French toast inspired by the flavors in a sidecar cocktail
Kathleen Edwards’s album Voyageur has held up as one of my favorites this year — I was introduced to and fell in love with her music last fall, and this particular collection of songs came at just the right time. She wrote it while going through a divorce with a former bandmate and then falling in love again not long after (with Bon Iver’s Justin Vernon, who co-produced the record with her). I first heard Voyageur near the end of one relationship, and the songs continued to sink in as I got over that one and found myself in a new one that took off faster than I could have ever anticipated (there’s nothing wrong with that, but it definitely took me by surprise).
The song “Sidecar” is about the excitement of starting a journey with a new partner — going on adventures, learning about their favorite places, and taking on new challenges. Apologies for being a total mush, but now it’s more than half a year into this journey and I am filled with more love than I ever knew was possible. There’s a line in the song that goes, “Sit up, sit up, sit up, I went and made you/ Breakfast in bed, coffee and juice” — so I made breakfast for my “sidecar” on his birthday last Friday, inspired by the flavors in a sidecar cocktail. (I would have made him a cake, but 1) we were traveling and it would’ve been tough to transport and 2) how would I have been able to compete with this?)
The drink uses brandy (traditionally cognac), orange liquer and lemon juice, so there’s lemon in the French toast filling, orange in the batter, and brandy and more orange in the topping. (It wasn’t actually served in bed.)
P.S. Listen to Kathleen Edwards. Her first album Failer is a good place to start.
Earlier this year, my friend Daphne Carr launched a Kickstarter project to publish the Best Music Writing book series independently, through her new music-focused press Feedback Press. (BMW is an anthology of the year’s best conversation about music, in the form of features, essays, reviews, blog posts, etc.) One of the pledge options toward the project’s $15,000 goal was for me to bake treats inspired by the artist or song of the backer’s choice, and this was the first of the two purchased, inspired by James Taylor’s “Carolina In My Mind.”
Sweet potato whoopie pies with maple cream cheese frosting and candied pecans
James Taylor grew up in North Carolina and he wrote his hit song “Carolina In My Mind” when he was homesick overseas. I chose sweet potatoes because North Carolina is the No. 1 producer of them in the U.S., so they might help with a little bit of homesickness.
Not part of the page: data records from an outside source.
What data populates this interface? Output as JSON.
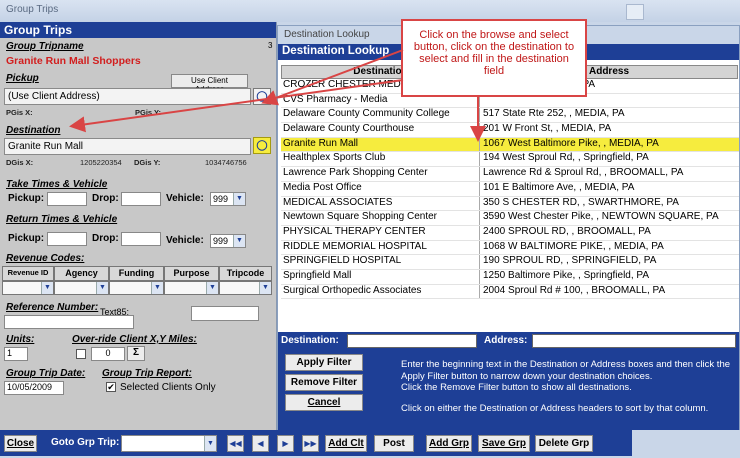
{
  "window_title": "Group Trips",
  "left": {
    "header": "Group Trips",
    "tripname_label": "Group Tripname",
    "tripname_count": "3",
    "tripname_value": "Granite Run Mall Shoppers",
    "pickup_label": "Pickup",
    "use_client_address_button": "Use Client Address",
    "pickup_value": "(Use Client Address)",
    "pgis_x_label": "PGis X:",
    "pgis_y_label": "PGis Y:",
    "destination_label": "Destination",
    "destination_value": "Granite Run Mall",
    "dgis_x_label": "DGis X:",
    "dgis_x_value": "1205220354",
    "dgis_y_label": "DGis Y:",
    "dgis_y_value": "1034746756",
    "take_times_label": "Take Times & Vehicle",
    "return_times_label": "Return Times & Vehicle",
    "pickup_time_label": "Pickup:",
    "drop_time_label": "Drop:",
    "vehicle_label": "Vehicle:",
    "vehicle_take_value": "999",
    "vehicle_return_value": "999",
    "revenue_codes_label": "Revenue Codes:",
    "revenue_columns": [
      "Revenue ID",
      "Agency",
      "Funding",
      "Purpose",
      "Tripcode"
    ],
    "reference_label": "Reference Number:",
    "text85_label": "Text85:",
    "units_label": "Units:",
    "units_value": "1",
    "override_label": "Over-ride Client X,Y Miles:",
    "override_value": "0",
    "sigma_button": "Σ",
    "trip_date_label": "Group Trip Date:",
    "trip_date_value": "10/05/2009",
    "trip_report_label": "Group Trip Report:",
    "selected_clients_label": "Selected Clients Only",
    "selected_clients_checked": "✔"
  },
  "lookup": {
    "window_title": "Destination Lookup",
    "header": "Destination Lookup",
    "col_destination": "Destination",
    "col_address": "Address",
    "rows": [
      {
        "dest": "CROZER CHESTER MED CENTER",
        "addr": "UPLAND, CHESTER, PA"
      },
      {
        "dest": "CVS Pharmacy - Media",
        "addr": ""
      },
      {
        "dest": "Delaware County Community College",
        "addr": "517 State Rte 252, , MEDIA, PA"
      },
      {
        "dest": "Delaware County Courthouse",
        "addr": "201 W Front St, , MEDIA, PA"
      },
      {
        "dest": "Granite Run Mall",
        "addr": "1067 West Baltimore Pike, , MEDIA, PA"
      },
      {
        "dest": "Healthplex Sports Club",
        "addr": "194 West Sproul Rd, , Springfield, PA"
      },
      {
        "dest": "Lawrence Park Shopping Center",
        "addr": "Lawrence Rd & Sproul Rd, , BROOMALL, PA"
      },
      {
        "dest": "Media Post Office",
        "addr": "101 E Baltimore Ave, , MEDIA, PA"
      },
      {
        "dest": "MEDICAL ASSOCIATES",
        "addr": "350 S CHESTER RD, , SWARTHMORE, PA"
      },
      {
        "dest": "Newtown Square Shopping Center",
        "addr": "3590 West Chester Pike, , NEWTOWN SQUARE, PA"
      },
      {
        "dest": "PHYSICAL THERAPY CENTER",
        "addr": "2400 SPROUL RD, , BROOMALL, PA"
      },
      {
        "dest": "RIDDLE MEMORIAL HOSPITAL",
        "addr": "1068 W BALTIMORE PIKE, , MEDIA, PA"
      },
      {
        "dest": "SPRINGFIELD HOSPITAL",
        "addr": "190 SPROUL RD, , SPRINGFIELD, PA"
      },
      {
        "dest": "Springfield Mall",
        "addr": "1250 Baltimore Pike, , Springfield, PA"
      },
      {
        "dest": "Surgical Orthopedic Associates",
        "addr": "2004 Sproul Rd # 100, , BROOMALL, PA"
      }
    ],
    "filter_dest_label": "Destination:",
    "filter_addr_label": "Address:",
    "apply_filter": "Apply Filter",
    "remove_filter": "Remove Filter",
    "cancel": "Cancel",
    "instr_1": "Enter the beginning text in the Destination or Address boxes and then click the Apply Filter button to narrow down your destination choices.",
    "instr_2": "Click the Remove Filter button to show all destinations.",
    "instr_3": "Click on either the Destination or Address headers to sort by that column."
  },
  "callout": "Click on the browse and select button, click on the destination to select and fill in the destination field",
  "bottom": {
    "close": "Close",
    "goto_label": "Goto Grp Trip:",
    "add_clt": "Add Clt",
    "post": "Post",
    "add_grp": "Add Grp",
    "save_grp": "Save Grp",
    "delete_grp": "Delete Grp"
  },
  "colors": {
    "accent": "#1e3f96",
    "highlight": "#f6ec3e",
    "callout_border": "#d94545"
  }
}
And while I was brainstorming for this, my aunt unknowingly (via Facebook — thanks, Aunt Linda!) tipped me off to videos of James Taylor baking pecan pies and maple sugaring, so I made the sweet potato whoopie pies, then rolled them in pecans that I candied with maple syrup and brown sugar.
Chocolate cream cheese fudge with everything but the kitchen sink mixed in (recipe here)
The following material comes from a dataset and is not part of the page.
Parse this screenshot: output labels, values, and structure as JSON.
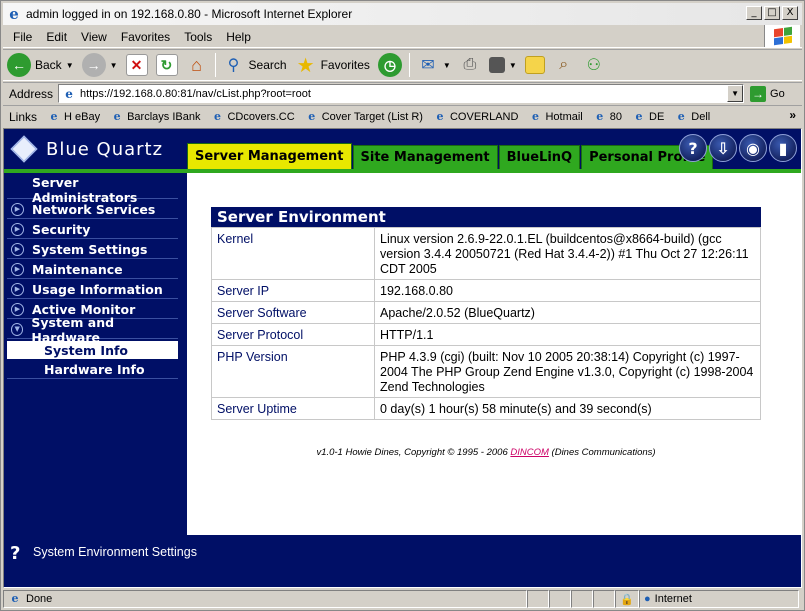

By now you’ve probably heard Gotye, and if you haven’t, I promise you will soon — not just in this blog post, but everywhere. A few months ago, my editor sent me the Australian/Belgian singer’s song “Somebody That I Used to Know,” and we both agreed that it was pleasant and, for better or worse, he was going to be huge. His album Making Mirrors is out in the U.S. soon (or already?), and it seems like every other day I’m seeing a different friend post a video on Facebook, mention him, etc. While Making Mirrors has some undeniably catchy pop songs that I don’t hate (“Easy Way Out,” “Eyes Wide Open”), overall I think it’s sort of a mess, and I think he’s confused about what he wants to sound like. Aside from the aforementioned decent songs, there are a couple fake-Motown/soul tracks out of nowhere (“I Feel Better,” “In Your Light”), and a bunch of terrible lyrics (in “I Feel Better”: “There was a time I was down, down/ I didn’t know what to do/ I was just stumblin’ around/ Thinking things could not improve/ I couldn’t look on the bright side of anything at all/ That’s when you gave me a call”).
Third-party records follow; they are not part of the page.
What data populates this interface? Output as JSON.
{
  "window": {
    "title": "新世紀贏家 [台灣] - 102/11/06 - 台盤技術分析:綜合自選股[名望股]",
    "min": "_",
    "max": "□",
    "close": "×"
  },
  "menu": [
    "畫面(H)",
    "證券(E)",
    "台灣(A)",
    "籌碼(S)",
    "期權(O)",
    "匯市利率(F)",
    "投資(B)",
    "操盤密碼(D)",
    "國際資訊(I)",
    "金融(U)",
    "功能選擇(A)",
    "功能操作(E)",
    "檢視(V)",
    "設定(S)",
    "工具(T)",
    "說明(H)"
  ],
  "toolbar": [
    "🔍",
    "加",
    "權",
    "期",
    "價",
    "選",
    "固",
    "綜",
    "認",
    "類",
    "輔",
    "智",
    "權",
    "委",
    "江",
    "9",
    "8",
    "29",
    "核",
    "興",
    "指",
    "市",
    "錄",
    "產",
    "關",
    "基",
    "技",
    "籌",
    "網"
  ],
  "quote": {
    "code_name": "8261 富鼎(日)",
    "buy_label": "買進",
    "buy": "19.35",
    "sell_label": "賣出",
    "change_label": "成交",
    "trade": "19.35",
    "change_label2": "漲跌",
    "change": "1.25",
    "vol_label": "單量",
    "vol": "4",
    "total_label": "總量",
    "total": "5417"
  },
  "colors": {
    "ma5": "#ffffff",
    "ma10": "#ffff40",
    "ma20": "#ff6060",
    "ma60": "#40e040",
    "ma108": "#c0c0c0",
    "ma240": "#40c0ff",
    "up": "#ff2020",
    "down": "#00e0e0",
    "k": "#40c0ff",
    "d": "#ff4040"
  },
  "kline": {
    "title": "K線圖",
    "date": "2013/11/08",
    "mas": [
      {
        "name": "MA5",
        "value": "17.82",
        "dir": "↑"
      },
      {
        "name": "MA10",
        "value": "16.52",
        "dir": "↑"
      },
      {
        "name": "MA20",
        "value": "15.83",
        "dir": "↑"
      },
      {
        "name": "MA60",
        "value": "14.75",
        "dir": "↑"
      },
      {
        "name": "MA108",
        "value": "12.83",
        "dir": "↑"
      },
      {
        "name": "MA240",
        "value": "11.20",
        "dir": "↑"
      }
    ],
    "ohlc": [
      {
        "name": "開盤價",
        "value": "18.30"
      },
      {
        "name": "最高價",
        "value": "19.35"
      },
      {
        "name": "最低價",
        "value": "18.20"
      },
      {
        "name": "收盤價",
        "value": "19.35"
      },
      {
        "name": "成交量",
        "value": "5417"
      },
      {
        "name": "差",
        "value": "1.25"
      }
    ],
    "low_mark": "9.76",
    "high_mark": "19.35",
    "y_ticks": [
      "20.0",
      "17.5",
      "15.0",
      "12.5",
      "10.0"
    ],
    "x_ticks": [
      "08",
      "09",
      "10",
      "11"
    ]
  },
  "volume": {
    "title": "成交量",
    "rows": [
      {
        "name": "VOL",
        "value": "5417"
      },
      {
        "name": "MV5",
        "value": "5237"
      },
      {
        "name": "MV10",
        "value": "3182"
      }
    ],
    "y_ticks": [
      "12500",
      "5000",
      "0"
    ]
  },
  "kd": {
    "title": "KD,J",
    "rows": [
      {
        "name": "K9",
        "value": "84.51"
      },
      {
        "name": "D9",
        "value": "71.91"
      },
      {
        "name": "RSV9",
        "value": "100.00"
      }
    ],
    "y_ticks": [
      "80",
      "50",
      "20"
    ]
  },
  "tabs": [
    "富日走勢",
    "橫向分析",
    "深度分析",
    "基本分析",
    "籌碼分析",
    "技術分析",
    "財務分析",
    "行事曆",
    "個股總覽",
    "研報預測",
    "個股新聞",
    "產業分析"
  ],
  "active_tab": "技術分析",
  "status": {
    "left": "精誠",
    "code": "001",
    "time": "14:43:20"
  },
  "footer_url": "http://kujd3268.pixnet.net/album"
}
This fudge is inspired by Gotye because I made it with whatever random things I could find on my baking shelf (dried cranberries, graham cracker crumbs, ground coffee and crushed candy canes?), just like he put together a bunch of totally disconnected songs and called it an album. And the fudge is very rich, which means it can only be handled in small doses. Or at least I can only handle it in small doses, though some of my friends didn’t seem to have a problem with it — just like how I can only handle a few of Gotye’s songs, but the rest of the world is just eating it up. EESH. (I liked this fudge more than I like Gotye.)